2016 Video – Update on Studies of the Geisinger Environmental Health Institute
Brian S. Schwartz, MD, MS and Sara G. Rasmussen, MHS, PhD Candidate
2015 Video – New Research on Public Health Considerations
Brian S. Schwartz, MD, MS
Image: The Geisinger Health System = Clinic + Health Plan
Brian S. Schwartz M.D. M.S. is a Professor in the Department of Environmental Health and Engineering in the Johns Hopkins Bloomberg School of Public Health, where he is Associate Chair of the Department. He is jointly appointed in the Department of Epidemiology in the School of Public Health and in the Department of Medicine in the School of Medicine. He is also a Professor in the Department of Epidemiology and Health Services Research in the Geisinger Center for Health Research in Danville, PA. He served as director of the Division of Occupational and Environmental Health from 1996 to 2006 and as director of the Occupational and Environmental Medicine Residency from 1993 to 1998 , and then again from 2016 to the present . He is currently co -director of the Program on Global Sustainability and Health and director of the Geisinger Environmental Health Institute. Dr. Schwartz received a B.S. degree in chemistry from Tufts University; an M.D. degree from Northwestern University Medical School; and an M.S. degree in clinical epidemiology from the University of Pennsylvania School of Medicine. He completed a residency in internal medicine at the Hospital of the University of Pennsylvania, and then was a Mellon Foundation Scholar in Clinical Epidemiology and a fellow in General Medicine at the same institution. He completed a fellowship in occupational and environment al medicine at the Johns Hopkins School of Hygiene and Public Health, then joined the faculty there as an Assistant Professor. Dr. Schwartz’s research uses epidemiologic methods to evaluate the public health impacts of occupational and environmental exposures.
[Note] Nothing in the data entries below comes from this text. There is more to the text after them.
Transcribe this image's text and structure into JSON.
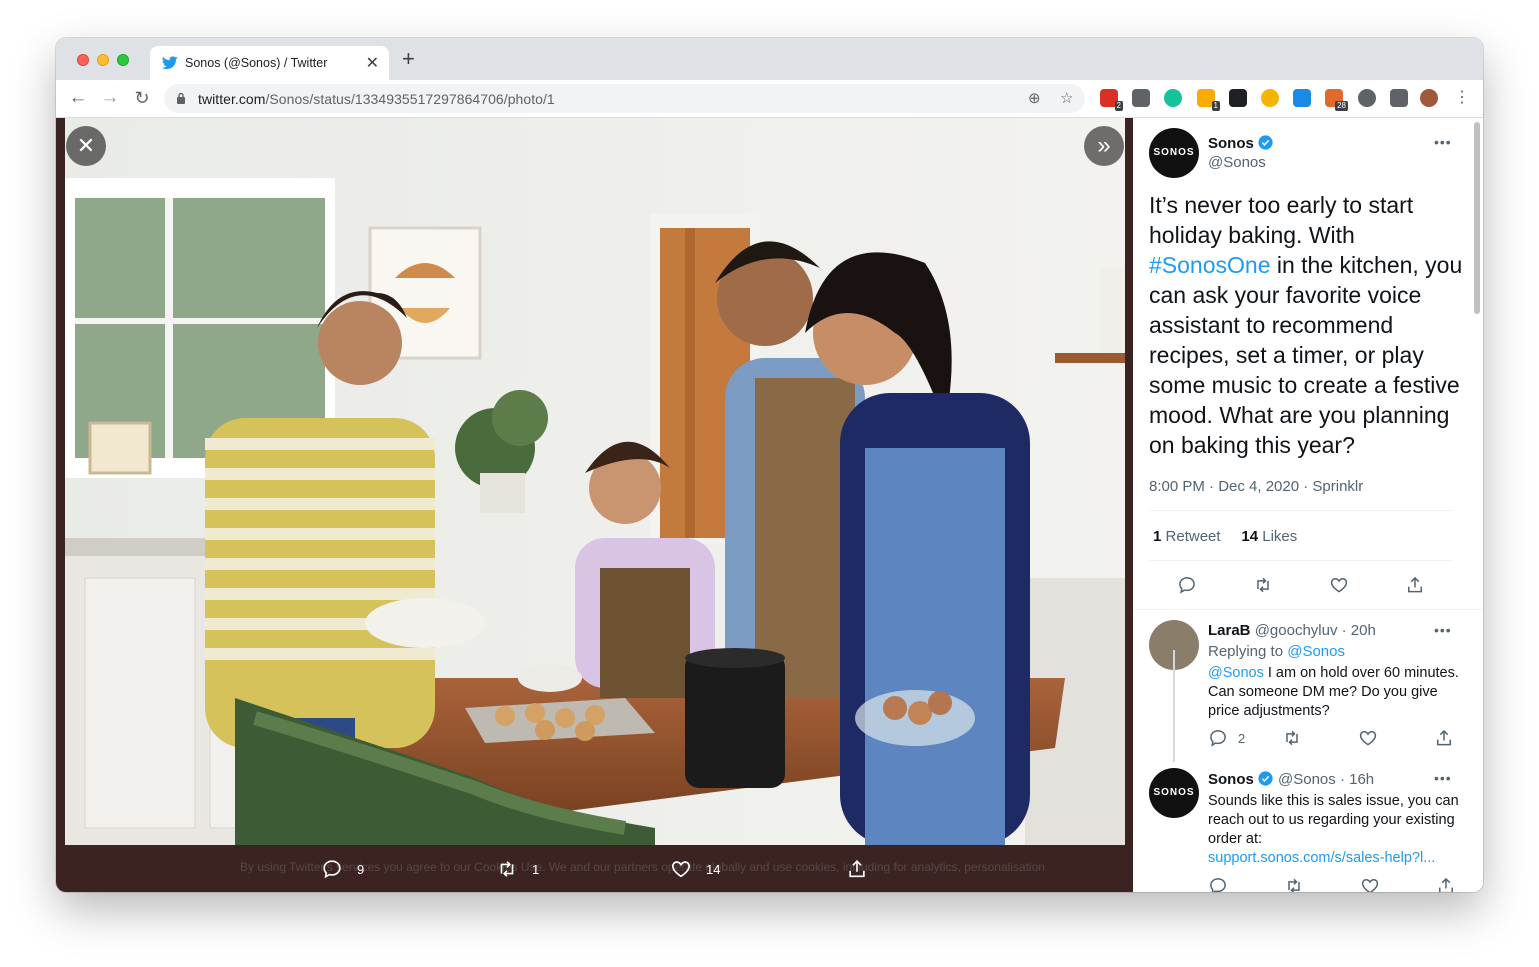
{
  "browser": {
    "tab_title": "Sonos (@Sonos) / Twitter",
    "url_host": "twitter.com",
    "url_path": "/Sonos/status/1334935517297864706/photo/1",
    "extensions": [
      {
        "name": "extension-1-icon",
        "color": "#d93025",
        "badge": "2"
      },
      {
        "name": "pocket-icon",
        "color": "#5f6368",
        "badge": ""
      },
      {
        "name": "grammarly-icon",
        "color": "#15c39a",
        "badge": ""
      },
      {
        "name": "extension-4-icon",
        "color": "#f9ab00",
        "badge": "1"
      },
      {
        "name": "extension-5-icon",
        "color": "#202124",
        "badge": ""
      },
      {
        "name": "extension-6-icon",
        "color": "#f4b400",
        "badge": ""
      },
      {
        "name": "skype-icon",
        "color": "#1a8ae5",
        "badge": ""
      },
      {
        "name": "extension-8-icon",
        "color": "#e06a2b",
        "badge": "28"
      },
      {
        "name": "cloud-icon",
        "color": "#5f6368",
        "badge": ""
      },
      {
        "name": "puzzle-icon",
        "color": "#5f6368",
        "badge": ""
      }
    ]
  },
  "media": {
    "reply_count": "9",
    "retweet_count": "1",
    "like_count": "14",
    "cookie_text": "By using Twitter's services you agree to our Cookies Use. We and our partners operate globally and use cookies, including for analytics, personalisation"
  },
  "tweet": {
    "author_name": "Sonos",
    "author_handle": "@Sonos",
    "avatar_text": "SONOS",
    "text_before": "It’s never too early to start holiday baking. With ",
    "hashtag": "#SonosOne",
    "text_after": " in the kitchen, you can ask your favorite voice assistant to recommend recipes, set a timer, or play some music to create a festive mood. What are you planning on baking this year?",
    "meta": "8:00 PM · Dec 4, 2020 · Sprinklr",
    "retweets_count": "1",
    "retweets_label": "Retweet",
    "likes_count": "14",
    "likes_label": "Likes"
  },
  "replies": [
    {
      "name": "LaraB",
      "handle_time": "@goochyluv · 20h",
      "replying_prefix": "Replying to ",
      "replying_to": "@Sonos",
      "mention": "@Sonos",
      "text": " I am on hold over 60 minutes. Can someone DM me? Do you give price adjustments?",
      "reply_count": "2"
    },
    {
      "name": "Sonos",
      "handle_time": "@Sonos · 16h",
      "avatar_text": "SONOS",
      "text": "Sounds like this is sales issue, you can reach out to us regarding your existing order at:",
      "link": "support.sonos.com/s/sales-help?l..."
    }
  ],
  "colors": {
    "accent": "#1d9bf0",
    "media_bg": "#3a2321"
  }
}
He has studied the health effects of a variety of chemical and metal toxicants in several large -scale, longitudinal studies. More recently, he has been evaluating the public health implications of energy use, land use, food systems, the built environment, and related sustainability issues. He helped found the Geisinger Environmental Health Institute in 2007 in the Geisinger Center for Health Research. The Institute is engaged in a number of environmental epidemiology studies using electronic health record data from the health system on over 400,000 primary care and over 1,000,000 specialty care patients. Ongoing studies include those of animal feeding operations and risk of antimicrobial -resistant infections (including methicillin -resistant Staphylococcus aureus [MRSA]); the food, physical activity, land use, and social environments and body mass index in children; the built environment and the burden of abandoned coal mine lands and their associations with type 2 diabetes outcomes; and the public health considerations of unconventional natural gas development (Marcellus shale).
Image: Dr. Brian Schwartz
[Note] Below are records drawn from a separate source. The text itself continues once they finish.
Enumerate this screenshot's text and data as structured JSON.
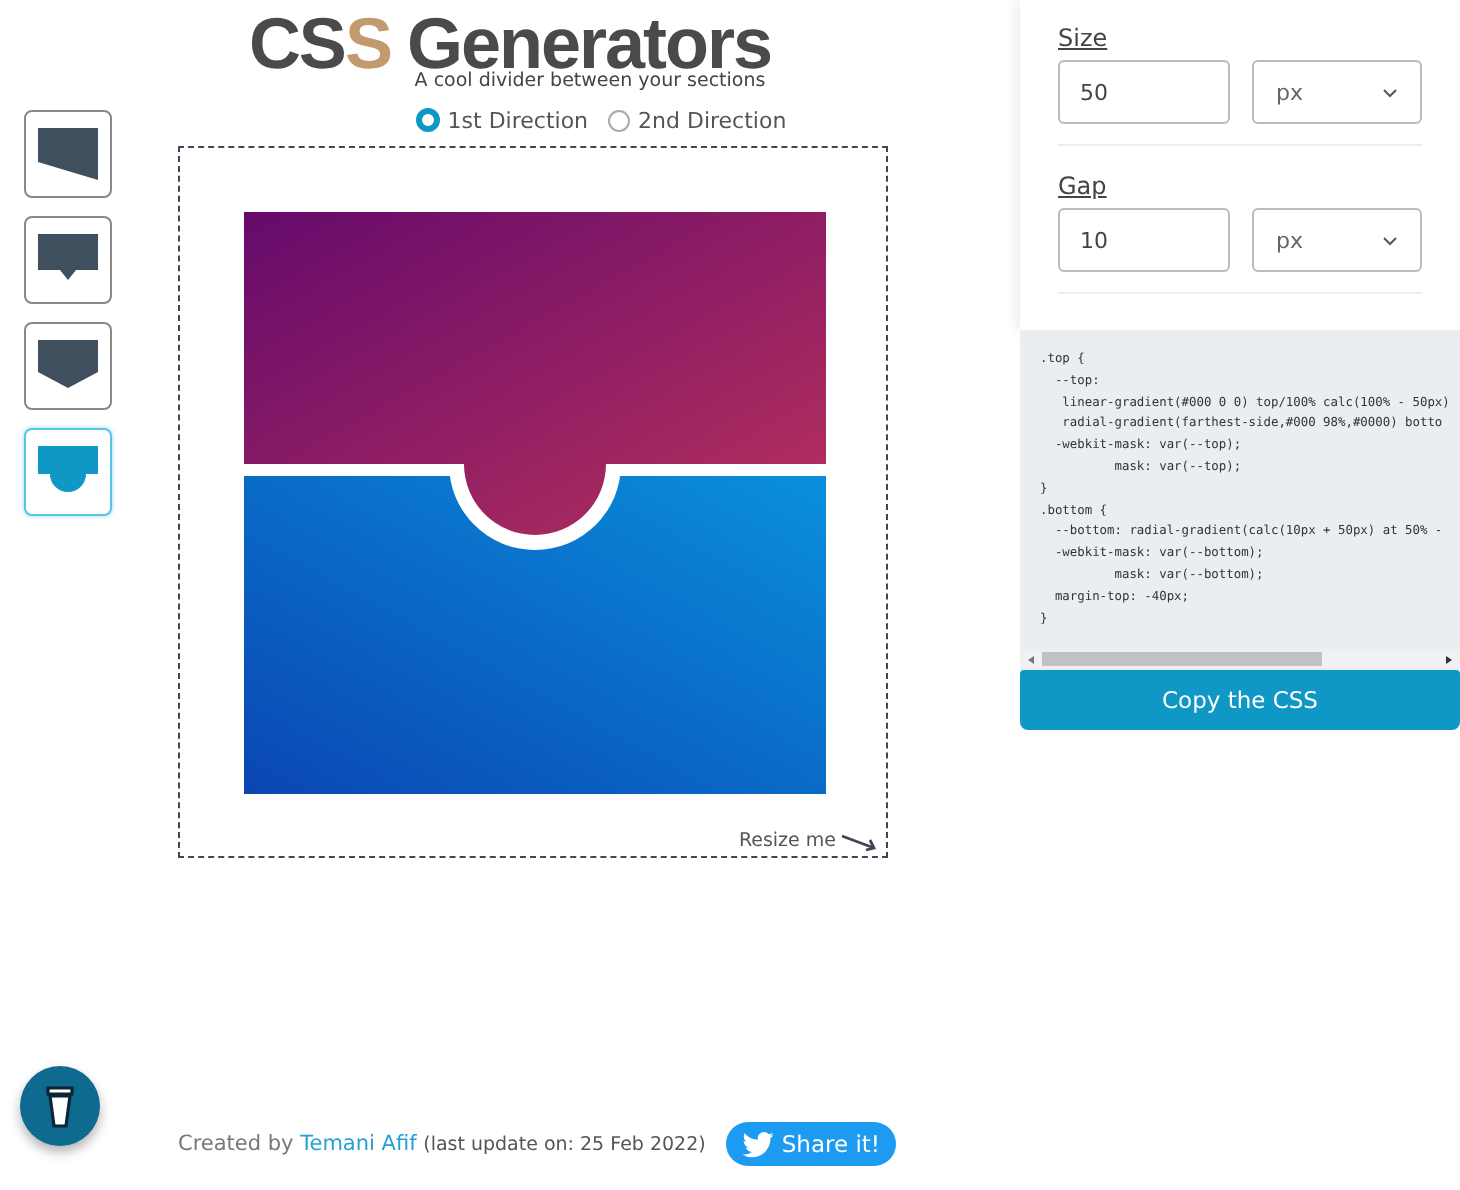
{
  "logo": {
    "title_a": "CS",
    "title_b": "S",
    "title_c": "Generators",
    "tagline": "A cool divider between your sections"
  },
  "shapes": [
    {
      "kind": "slant",
      "selected": false
    },
    {
      "kind": "arrow",
      "selected": false
    },
    {
      "kind": "chevron",
      "selected": false
    },
    {
      "kind": "curve",
      "selected": true
    }
  ],
  "directions": [
    {
      "label": "1st Direction",
      "selected": true
    },
    {
      "label": "2nd Direction",
      "selected": false
    }
  ],
  "resize_label": "Resize me",
  "settings": [
    {
      "label": "Size",
      "value": "50",
      "unit": "px"
    },
    {
      "label": "Gap",
      "value": "10",
      "unit": "px"
    }
  ],
  "code_lines": [
    ".top {",
    "  --top:",
    "   linear-gradient(#000 0 0) top/100% calc(100% - 50px)",
    "   radial-gradient(farthest-side,#000 98%,#0000) botto",
    "  -webkit-mask: var(--top);",
    "          mask: var(--top);",
    "}",
    ".bottom {",
    "  --bottom: radial-gradient(calc(10px + 50px) at 50% -",
    "  -webkit-mask: var(--bottom);",
    "          mask: var(--bottom);",
    "  margin-top: -40px;",
    "}"
  ],
  "copy_button": "Copy the CSS",
  "footer": {
    "created_by": "Created by",
    "author": "Temani Afif",
    "update": "(last update on: 25 Feb 2022)",
    "share": "Share it!"
  }
}
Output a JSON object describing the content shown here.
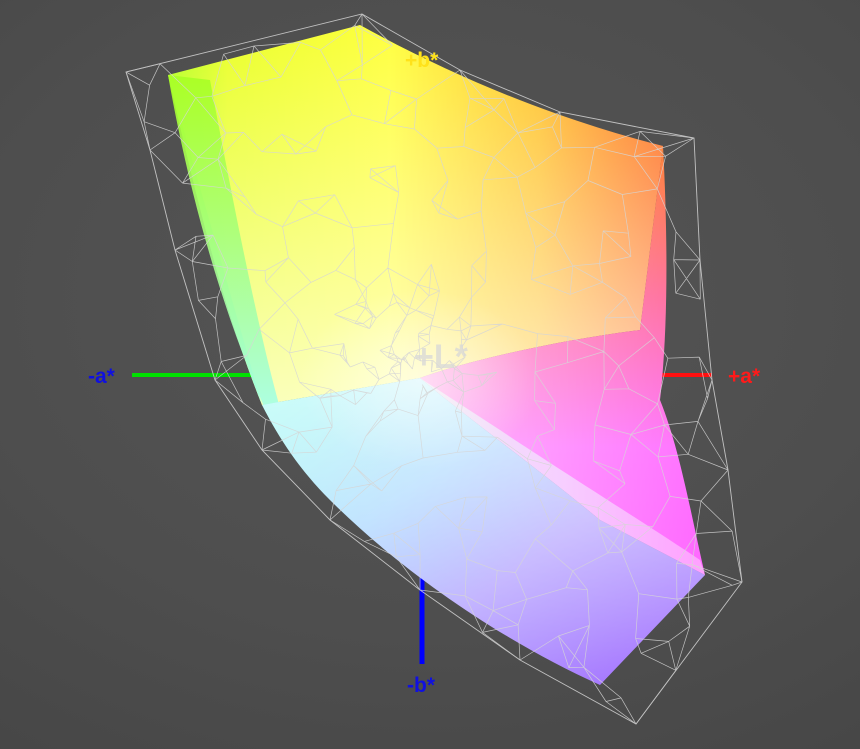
{
  "axes": {
    "neg_a": {
      "label": "-a*",
      "color": "#1010e0",
      "line_color": "#00e000"
    },
    "pos_a": {
      "label": "+a*",
      "color": "#ff1a1a",
      "line_color": "#ff1010"
    },
    "pos_b": {
      "label": "+b*",
      "color": "#ffe21a"
    },
    "neg_b": {
      "label": "-b*",
      "color": "#1010e0",
      "line_color": "#0000ff"
    },
    "pos_L": {
      "label": "+L*",
      "color": "#d8d8d8"
    }
  },
  "colors": {
    "background": "#4f4f4f",
    "wireframe": "#d6d6d6",
    "gamut_yellow": "#ffff2a",
    "gamut_orange": "#ff7a1a",
    "gamut_green": "#9cff2a",
    "gamut_cyan": "#9affee",
    "gamut_white": "#f4f4ff",
    "gamut_magenta": "#ff66ff",
    "gamut_violet": "#a46bff"
  }
}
The majority of our legislators in Harrisburg (read: GOP) are obviously tone deaf to anything but lobbyists and political contributions from the oil and gas industry. Our state’s Department of Environmental Protection staff was ‘cut to the bone’ right at the peak of drilling, about 10 years ago, and they still struggle to perform their mission with a reduced workforce. The DEP is fully funded by the Oil & Gas industry and their mission statement reads: The Department of Environmental Protection’s mission is to protect Pennsylvania’s air, land and water from pollution and to provide for the health and safety of its citizens through a cleaner environment. We will work as partners with individuals, organizations, governments and businesses to prevent pollution and restore our natural resources.
Image: Scott Perry — Deputy Secretary of Pa Department of Environmental Protection — Oil & Gas Management. “There is absolutely no support for our agency in the legislature.”
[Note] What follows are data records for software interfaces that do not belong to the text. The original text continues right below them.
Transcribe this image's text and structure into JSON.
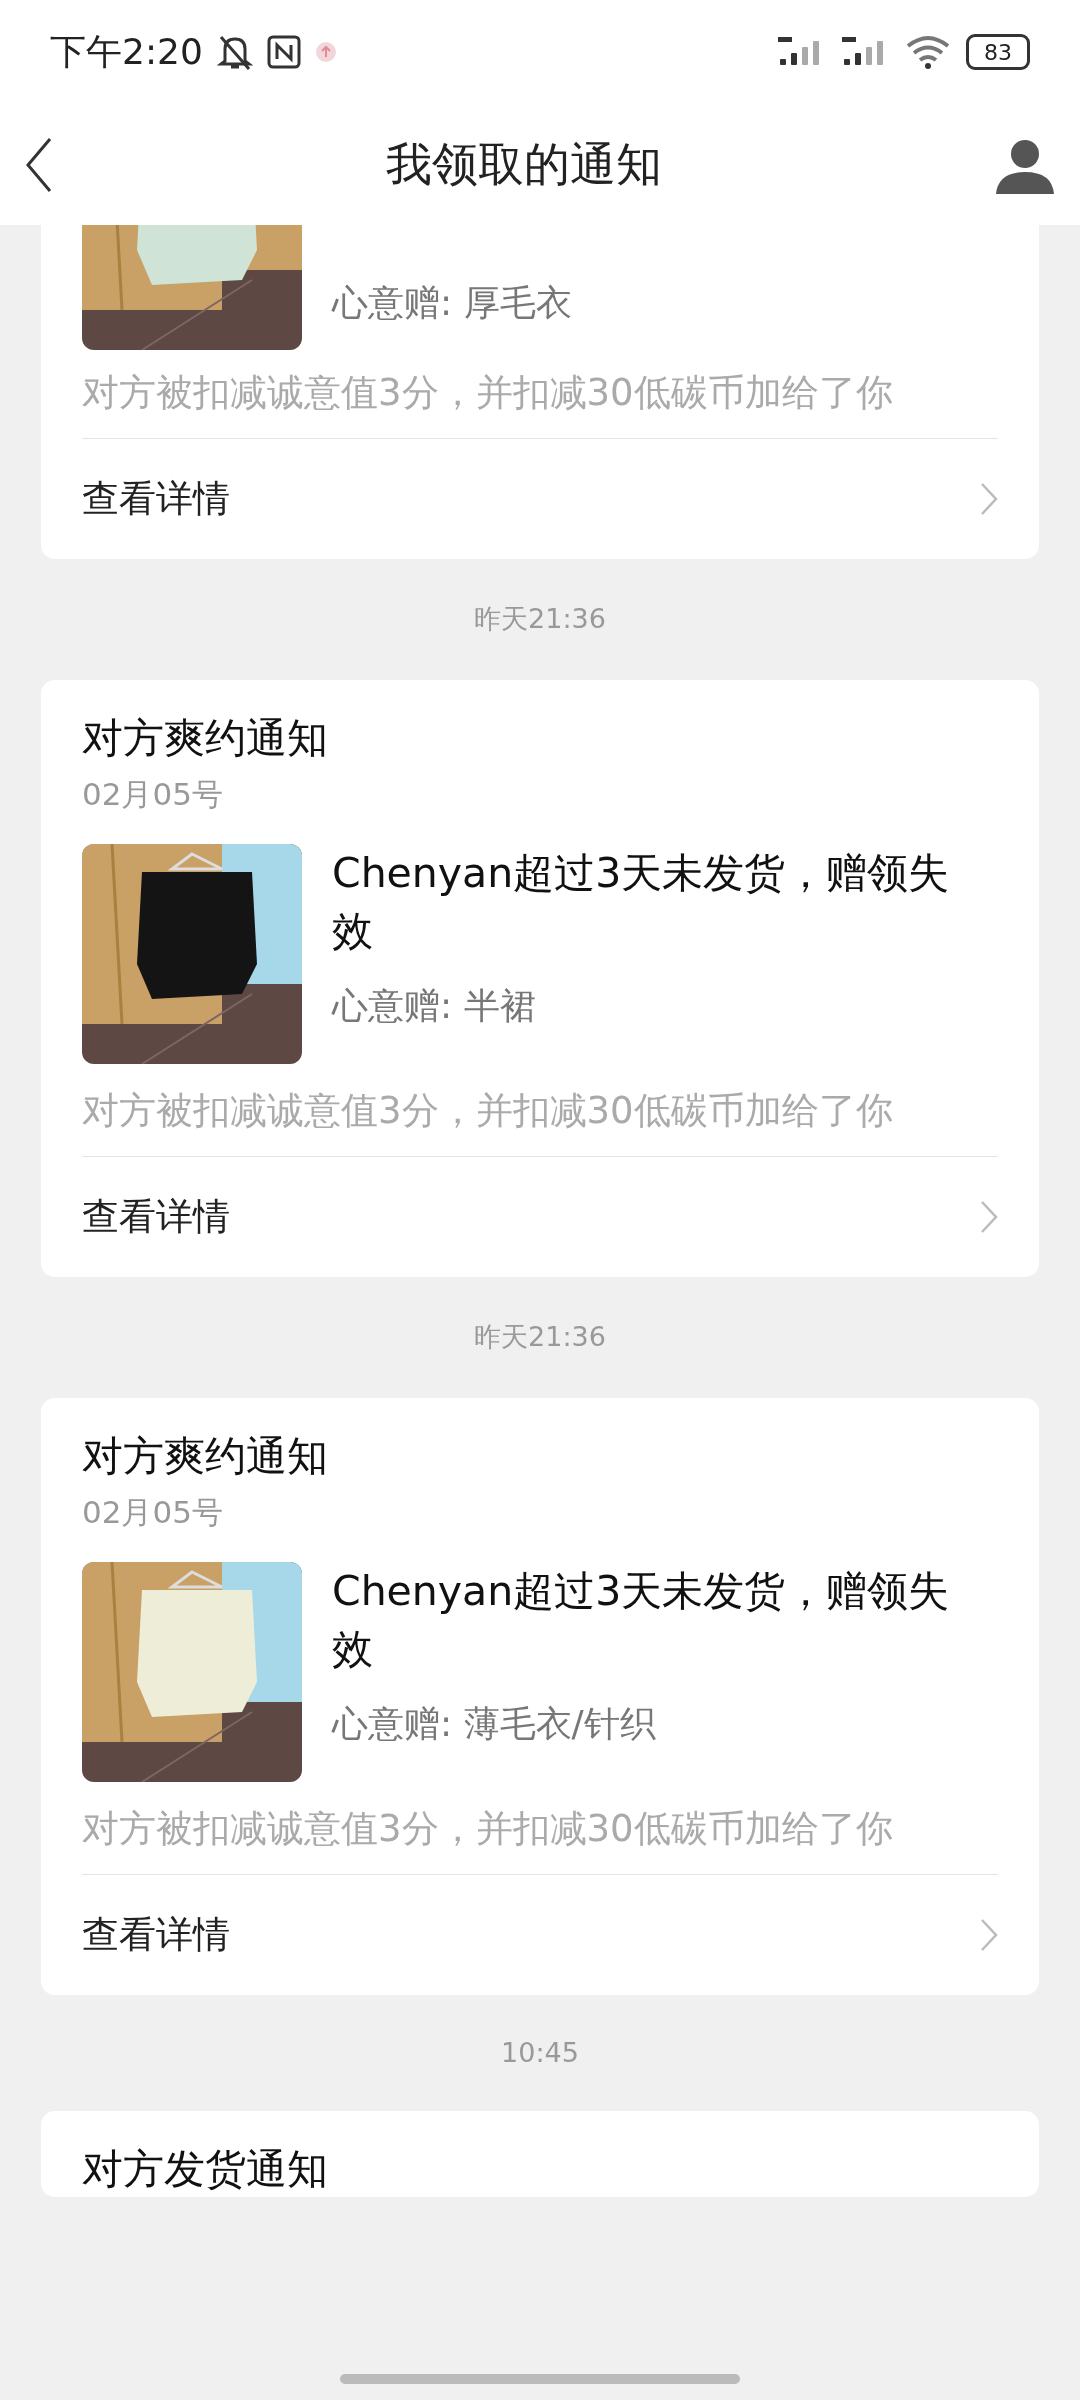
{
  "status_bar": {
    "time": "下午2:20",
    "battery": "83"
  },
  "header": {
    "title": "我领取的通知"
  },
  "feed": [
    {
      "kind": "card",
      "partial": true,
      "gift": "心意赠: 厚毛衣",
      "note": "对方被扣减诚意值3分，并扣减30低碳币加给了你",
      "link": "查看详情"
    },
    {
      "kind": "time",
      "text": "昨天21:36"
    },
    {
      "kind": "card",
      "title": "对方爽约通知",
      "date": "02月05号",
      "message": "Chenyan超过3天未发货，赠领失效",
      "gift": "心意赠: 半裙",
      "note": "对方被扣减诚意值3分，并扣减30低碳币加给了你",
      "link": "查看详情"
    },
    {
      "kind": "time",
      "text": "昨天21:36"
    },
    {
      "kind": "card",
      "title": "对方爽约通知",
      "date": "02月05号",
      "message": "Chenyan超过3天未发货，赠领失效",
      "gift": "心意赠: 薄毛衣/针织",
      "note": "对方被扣减诚意值3分，并扣减30低碳币加给了你",
      "link": "查看详情"
    },
    {
      "kind": "time",
      "text": "10:45"
    },
    {
      "kind": "card",
      "title": "对方发货通知"
    }
  ]
}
VIDEO: My Marcellus Shale Memories
MORE: The Compendium of Scientific, Medical, and Media Findings Demonstrating Risks and Harms of Fracking (the Compendium) is a fully referenced compilation of evidence outlining the risks and harms of fracking.